> [Work to complete] Each line of the data below should be repeated exactly.

[Records from a collection]
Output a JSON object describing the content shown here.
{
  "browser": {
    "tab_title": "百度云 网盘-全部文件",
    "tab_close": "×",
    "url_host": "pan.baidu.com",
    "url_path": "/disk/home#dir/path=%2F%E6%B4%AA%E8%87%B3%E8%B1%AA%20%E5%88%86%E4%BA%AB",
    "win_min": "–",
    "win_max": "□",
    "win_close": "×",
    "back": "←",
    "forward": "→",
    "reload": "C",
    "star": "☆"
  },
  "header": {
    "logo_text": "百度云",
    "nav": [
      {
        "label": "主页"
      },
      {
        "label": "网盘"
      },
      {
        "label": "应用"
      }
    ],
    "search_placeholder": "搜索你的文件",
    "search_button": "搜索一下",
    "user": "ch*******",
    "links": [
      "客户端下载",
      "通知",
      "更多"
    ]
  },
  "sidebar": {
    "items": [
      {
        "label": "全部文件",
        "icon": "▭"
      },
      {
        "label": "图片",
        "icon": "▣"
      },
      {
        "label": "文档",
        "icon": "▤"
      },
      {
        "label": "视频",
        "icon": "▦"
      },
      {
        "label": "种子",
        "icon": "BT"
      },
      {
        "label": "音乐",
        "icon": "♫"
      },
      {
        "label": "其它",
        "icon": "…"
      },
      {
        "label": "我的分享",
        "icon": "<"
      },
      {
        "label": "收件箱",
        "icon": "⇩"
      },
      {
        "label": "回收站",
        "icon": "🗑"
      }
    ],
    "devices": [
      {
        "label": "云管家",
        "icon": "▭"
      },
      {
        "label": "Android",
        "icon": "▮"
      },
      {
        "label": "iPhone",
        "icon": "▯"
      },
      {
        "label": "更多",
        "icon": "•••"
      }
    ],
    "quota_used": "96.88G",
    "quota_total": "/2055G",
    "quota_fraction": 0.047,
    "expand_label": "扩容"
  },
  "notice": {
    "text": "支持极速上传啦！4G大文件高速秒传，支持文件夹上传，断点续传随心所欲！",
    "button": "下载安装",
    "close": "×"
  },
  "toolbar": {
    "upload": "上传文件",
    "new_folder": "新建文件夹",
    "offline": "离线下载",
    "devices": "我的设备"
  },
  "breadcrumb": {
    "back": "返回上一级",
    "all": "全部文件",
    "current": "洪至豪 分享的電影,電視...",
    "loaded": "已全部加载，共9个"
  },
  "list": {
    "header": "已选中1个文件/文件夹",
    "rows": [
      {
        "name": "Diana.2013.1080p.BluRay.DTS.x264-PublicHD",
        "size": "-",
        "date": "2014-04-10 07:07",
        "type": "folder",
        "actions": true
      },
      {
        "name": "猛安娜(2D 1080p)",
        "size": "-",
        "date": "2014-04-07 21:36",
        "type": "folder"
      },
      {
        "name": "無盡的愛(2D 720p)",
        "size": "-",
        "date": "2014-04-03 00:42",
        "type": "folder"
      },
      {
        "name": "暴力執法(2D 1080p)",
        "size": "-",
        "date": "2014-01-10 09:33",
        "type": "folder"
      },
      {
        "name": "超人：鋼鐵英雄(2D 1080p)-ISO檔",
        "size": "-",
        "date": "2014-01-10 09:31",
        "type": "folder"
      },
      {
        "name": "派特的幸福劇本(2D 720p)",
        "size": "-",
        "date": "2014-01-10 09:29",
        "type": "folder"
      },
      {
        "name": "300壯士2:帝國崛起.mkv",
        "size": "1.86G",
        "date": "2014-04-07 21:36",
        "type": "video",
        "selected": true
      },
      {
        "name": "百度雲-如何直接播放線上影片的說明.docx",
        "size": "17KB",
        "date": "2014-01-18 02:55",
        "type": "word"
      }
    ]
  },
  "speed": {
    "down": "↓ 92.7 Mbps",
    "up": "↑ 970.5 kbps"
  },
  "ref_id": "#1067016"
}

> [Expected answer]
Output a JSON object describing the content shown here.
{
  "browser": {
    "tab_title": "百度云 网盘-全部文件",
    "tab_close": "×",
    "url_host": "pan.baidu.com",
    "url_path": "/disk/home#dir/path=%2F%E6%B4%AA%E8%87%B3%E8%B1%AA%20%E5%88%86%E4%BA%AB",
    "win_min": "–",
    "win_max": "□",
    "win_close": "×",
    "back": "←",
    "forward": "→",
    "reload": "C",
    "star": "☆"
  },
  "header": {
    "logo_text": "百度云",
    "nav": [
      {
        "label": "主页"
      },
      {
        "label": "网盘"
      },
      {
        "label": "应用"
      }
    ],
    "search_placeholder": "搜索你的文件",
    "search_button": "搜索一下",
    "user": "ch*******",
    "links": [
      "客户端下载",
      "通知",
      "更多"
    ]
  },
  "sidebar": {
    "items": [
      {
        "label": "全部文件",
        "icon": "▭"
      },
      {
        "label": "图片",
        "icon": "▣"
      },
      {
        "label": "文档",
        "icon": "▤"
      },
      {
        "label": "视频",
        "icon": "▦"
      },
      {
        "label": "种子",
        "icon": "BT"
      },
      {
        "label": "音乐",
        "icon": "♫"
      },
      {
        "label": "其它",
        "icon": "…"
      },
      {
        "label": "我的分享",
        "icon": "<"
      },
      {
        "label": "收件箱",
        "icon": "⇩"
      },
      {
        "label": "回收站",
        "icon": "🗑"
      }
    ],
    "devices": [
      {
        "label": "云管家",
        "icon": "▭"
      },
      {
        "label": "Android",
        "icon": "▮"
      },
      {
        "label": "iPhone",
        "icon": "▯"
      },
      {
        "label": "更多",
        "icon": "•••"
      }
    ],
    "quota_used": "96.88G",
    "quota_total": "/2055G",
    "quota_fraction": 0.047,
    "expand_label": "扩容"
  },
  "notice": {
    "text": "支持极速上传啦！4G大文件高速秒传，支持文件夹上传，断点续传随心所欲！",
    "button": "下载安装",
    "close": "×"
  },
  "toolbar": {
    "upload": "上传文件",
    "new_folder": "新建文件夹",
    "offline": "离线下载",
    "devices": "我的设备"
  },
  "breadcrumb": {
    "back": "返回上一级",
    "all": "全部文件",
    "current": "洪至豪 分享的電影,電視...",
    "loaded": "已全部加载，共9个"
  },
  "list": {
    "header": "已选中1个文件/文件夹",
    "rows": [
      {
        "name": "Diana.2013.1080p.BluRay.DTS.x264-PublicHD",
        "size": "-",
        "date": "2014-04-10 07:07",
        "type": "folder",
        "actions": true
      },
      {
        "name": "猛安娜(2D 1080p)",
        "size": "-",
        "date": "2014-04-07 21:36",
        "type": "folder"
      },
      {
        "name": "無盡的愛(2D 720p)",
        "size": "-",
        "date": "2014-04-03 00:42",
        "type": "folder"
      },
      {
        "name": "暴力執法(2D 1080p)",
        "size": "-",
        "date": "2014-01-10 09:33",
        "type": "folder"
      },
      {
        "name": "超人：鋼鐵英雄(2D 1080p)-ISO檔",
        "size": "-",
        "date": "2014-01-10 09:31",
        "type": "folder"
      },
      {
        "name": "派特的幸福劇本(2D 720p)",
        "size": "-",
        "date": "2014-01-10 09:29",
        "type": "folder"
      },
      {
        "name": "300壯士2:帝國崛起.mkv",
        "size": "1.86G",
        "date": "2014-04-07 21:36",
        "type": "video",
        "selected": true
      },
      {
        "name": "百度雲-如何直接播放線上影片的說明.docx",
        "size": "17KB",
        "date": "2014-01-18 02:55",
        "type": "word"
      }
    ]
  },
  "speed": {
    "down": "↓ 92.7 Mbps",
    "up": "↑ 970.5 kbps"
  },
  "ref_id": "#1067016"
}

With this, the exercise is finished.